The of Paul occurred on the road to Damascus (Acts 9:1-9). Saul persecuted the Church and consented to the death of the first martyr Stephen. He had men and women who lived the Way thrown into prison. But while going to Damascus, Saul was struck from his horse by a great light and a voice asked "Why do you persecute me?" Saul asked who spoke. Christ identified himself with his Church: "I am Jesus, whom you are persecuting." Saul experienced the grace of conversion, and Paul, as Apostle to the Gentiles, became just as passionate spreading Christianity as he was in persecuting Christians before his conversion.

Saints Peter and Paul were both martyred in Rome during the persecution of Christians by Nero, Emperor of the Roman Empire. St. Peter was crucified upside down and St. Paul was beheaded, both probably in 64-68 AD. In fact, all of the Apostles were martyred for having preached the Gospel, except for St. John the Evangelist.

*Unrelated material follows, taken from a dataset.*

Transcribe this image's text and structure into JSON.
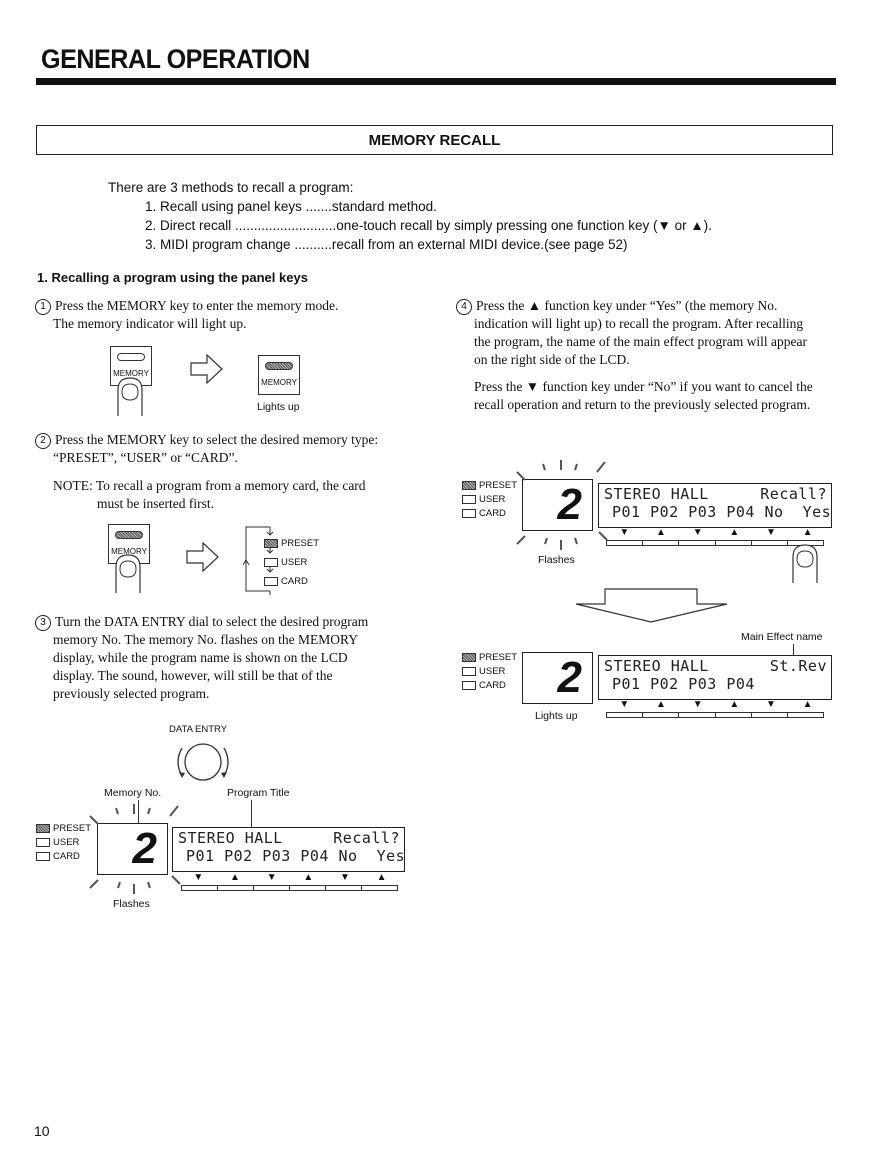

Heeding the message of Jesus Christ to (Matthew 28:19-20), the Apostles traveled to all parts of the known world to spread Christianity. Andrew, Peter's brother, was the first to be called to follow Jesus, and is called by the Byzantine Church the , meaning the first called. Andrew evangelized Byzantium, appointed Stachys (Romans 16:9) the first Bishop there, and was crucified in Patras, Greece. James, the son of Zebedee and brother of John, is believed to have preached in Spain; he is the only Apostle to have his martyrdom recorded in the Bible (Acts 12:2). John, the son of Zebedee and the brother of James, was the "one Jesus loved." He is called the Theologian for his mystical writings - the Gospel of John and three Letters. Christ on the Cross entrusted his mother Mary to John (19:26-27), who took her with him to Ephesus; he was later exiled to the island of Patmos, where he wrote the Book of Revelation in his elderly years. The other James, son of Alphaeus, is sometimes called James the Less, to distinguish him from James the Son of Zebedee. He played an important role as head of the Church of Jerusalem, and writer of the Letter of James in the Bible. According to the historian Flavius Josephus, he was stoned to death in 62 AD. Tradition has it that Matthew preached among the Hebrews and wrote his Gospel in Hebrew or Aramaic. Philip preached the Gospel in Phrygia, Asia Minor and was martyred in Hierapolis. Nathaniel, Son of Talmay, or in Aramaic Nathaniel Bartholomew, and Jude Thaddeus, the author of the Letter of Jude, brought the faith to Armenia. Thomas Didymus, or Thomas the Twin, is known as Doubting Thomas, for questioning the Lord's Resurrection. But when he put his hand in the Lord's side, he reacted with a beautiful profession of faith: "My Lord and My God" (John 20:28). Thomas traveled through Chaldea all the way to India! Little is known about Simon the Zealot or Matthias.1, 3, 5, 7, 12-14